- Exercise instructions: A word-for-word copy of the entries, with the images left out, is what you should write.

- Material for this task:
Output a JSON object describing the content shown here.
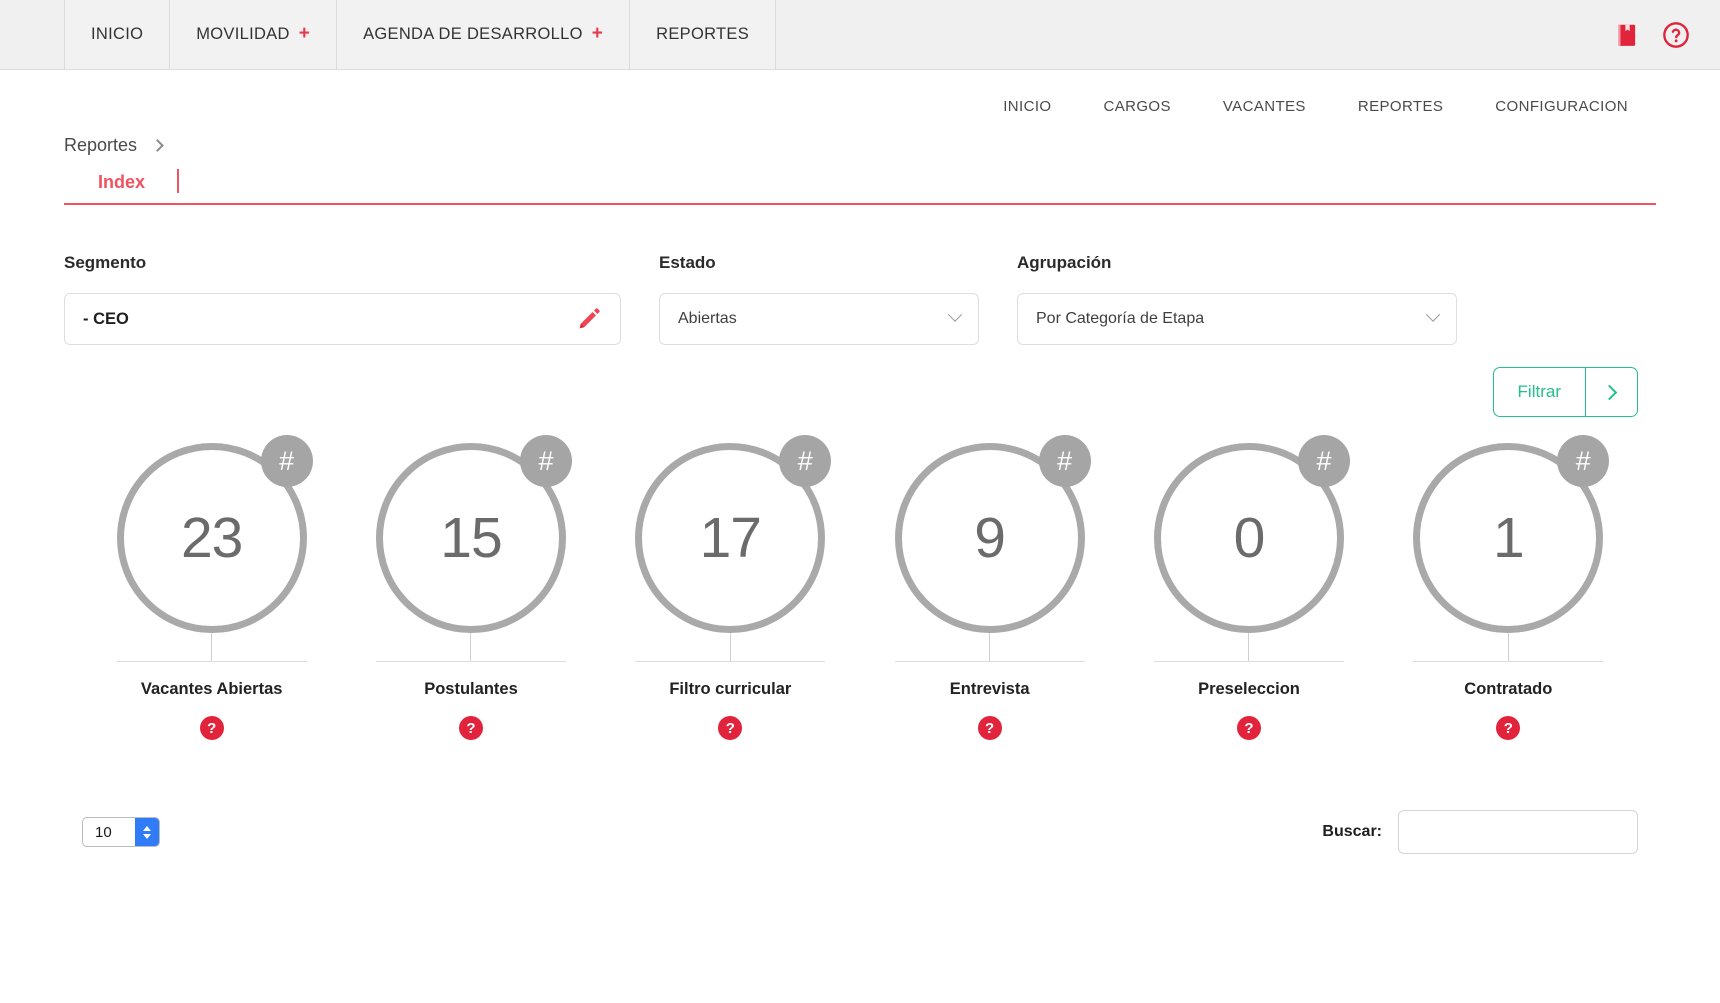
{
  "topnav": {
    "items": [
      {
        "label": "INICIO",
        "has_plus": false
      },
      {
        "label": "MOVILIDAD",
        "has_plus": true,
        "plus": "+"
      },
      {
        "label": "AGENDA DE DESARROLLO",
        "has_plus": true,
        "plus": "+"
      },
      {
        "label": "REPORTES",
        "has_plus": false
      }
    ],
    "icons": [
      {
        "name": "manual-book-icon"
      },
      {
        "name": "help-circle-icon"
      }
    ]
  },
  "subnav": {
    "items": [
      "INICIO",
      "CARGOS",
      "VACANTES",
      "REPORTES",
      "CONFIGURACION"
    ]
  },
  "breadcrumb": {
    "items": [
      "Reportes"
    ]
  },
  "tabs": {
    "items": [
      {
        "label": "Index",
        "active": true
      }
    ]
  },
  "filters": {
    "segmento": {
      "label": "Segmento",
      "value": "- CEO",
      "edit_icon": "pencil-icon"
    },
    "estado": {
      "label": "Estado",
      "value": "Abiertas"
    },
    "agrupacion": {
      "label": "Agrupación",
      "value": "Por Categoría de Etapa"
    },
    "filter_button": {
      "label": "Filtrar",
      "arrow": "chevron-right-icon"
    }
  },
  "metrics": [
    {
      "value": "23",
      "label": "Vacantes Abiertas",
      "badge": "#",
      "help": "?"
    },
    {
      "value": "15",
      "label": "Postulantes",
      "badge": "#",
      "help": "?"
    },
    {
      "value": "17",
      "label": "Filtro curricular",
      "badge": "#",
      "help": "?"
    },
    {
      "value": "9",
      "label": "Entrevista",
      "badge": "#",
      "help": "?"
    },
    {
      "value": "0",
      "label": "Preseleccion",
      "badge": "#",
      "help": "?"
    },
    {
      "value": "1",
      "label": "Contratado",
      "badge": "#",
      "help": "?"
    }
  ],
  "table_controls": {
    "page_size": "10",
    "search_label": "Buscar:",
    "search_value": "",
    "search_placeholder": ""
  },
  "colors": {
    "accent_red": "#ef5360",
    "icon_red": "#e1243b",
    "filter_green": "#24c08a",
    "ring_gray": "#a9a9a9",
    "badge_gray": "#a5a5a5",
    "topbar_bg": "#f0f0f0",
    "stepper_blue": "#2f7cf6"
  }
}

- Response:
Output a JSON object describing the content shown here.
{
  "topnav": {
    "items": [
      {
        "label": "INICIO",
        "has_plus": false
      },
      {
        "label": "MOVILIDAD",
        "has_plus": true,
        "plus": "+"
      },
      {
        "label": "AGENDA DE DESARROLLO",
        "has_plus": true,
        "plus": "+"
      },
      {
        "label": "REPORTES",
        "has_plus": false
      }
    ],
    "icons": [
      {
        "name": "manual-book-icon"
      },
      {
        "name": "help-circle-icon"
      }
    ]
  },
  "subnav": {
    "items": [
      "INICIO",
      "CARGOS",
      "VACANTES",
      "REPORTES",
      "CONFIGURACION"
    ]
  },
  "breadcrumb": {
    "items": [
      "Reportes"
    ]
  },
  "tabs": {
    "items": [
      {
        "label": "Index",
        "active": true
      }
    ]
  },
  "filters": {
    "segmento": {
      "label": "Segmento",
      "value": "- CEO",
      "edit_icon": "pencil-icon"
    },
    "estado": {
      "label": "Estado",
      "value": "Abiertas"
    },
    "agrupacion": {
      "label": "Agrupación",
      "value": "Por Categoría de Etapa"
    },
    "filter_button": {
      "label": "Filtrar",
      "arrow": "chevron-right-icon"
    }
  },
  "metrics": [
    {
      "value": "23",
      "label": "Vacantes Abiertas",
      "badge": "#",
      "help": "?"
    },
    {
      "value": "15",
      "label": "Postulantes",
      "badge": "#",
      "help": "?"
    },
    {
      "value": "17",
      "label": "Filtro curricular",
      "badge": "#",
      "help": "?"
    },
    {
      "value": "9",
      "label": "Entrevista",
      "badge": "#",
      "help": "?"
    },
    {
      "value": "0",
      "label": "Preseleccion",
      "badge": "#",
      "help": "?"
    },
    {
      "value": "1",
      "label": "Contratado",
      "badge": "#",
      "help": "?"
    }
  ],
  "table_controls": {
    "page_size": "10",
    "search_label": "Buscar:",
    "search_value": "",
    "search_placeholder": ""
  },
  "colors": {
    "accent_red": "#ef5360",
    "icon_red": "#e1243b",
    "filter_green": "#24c08a",
    "ring_gray": "#a9a9a9",
    "badge_gray": "#a5a5a5",
    "topbar_bg": "#f0f0f0",
    "stepper_blue": "#2f7cf6"
  }
}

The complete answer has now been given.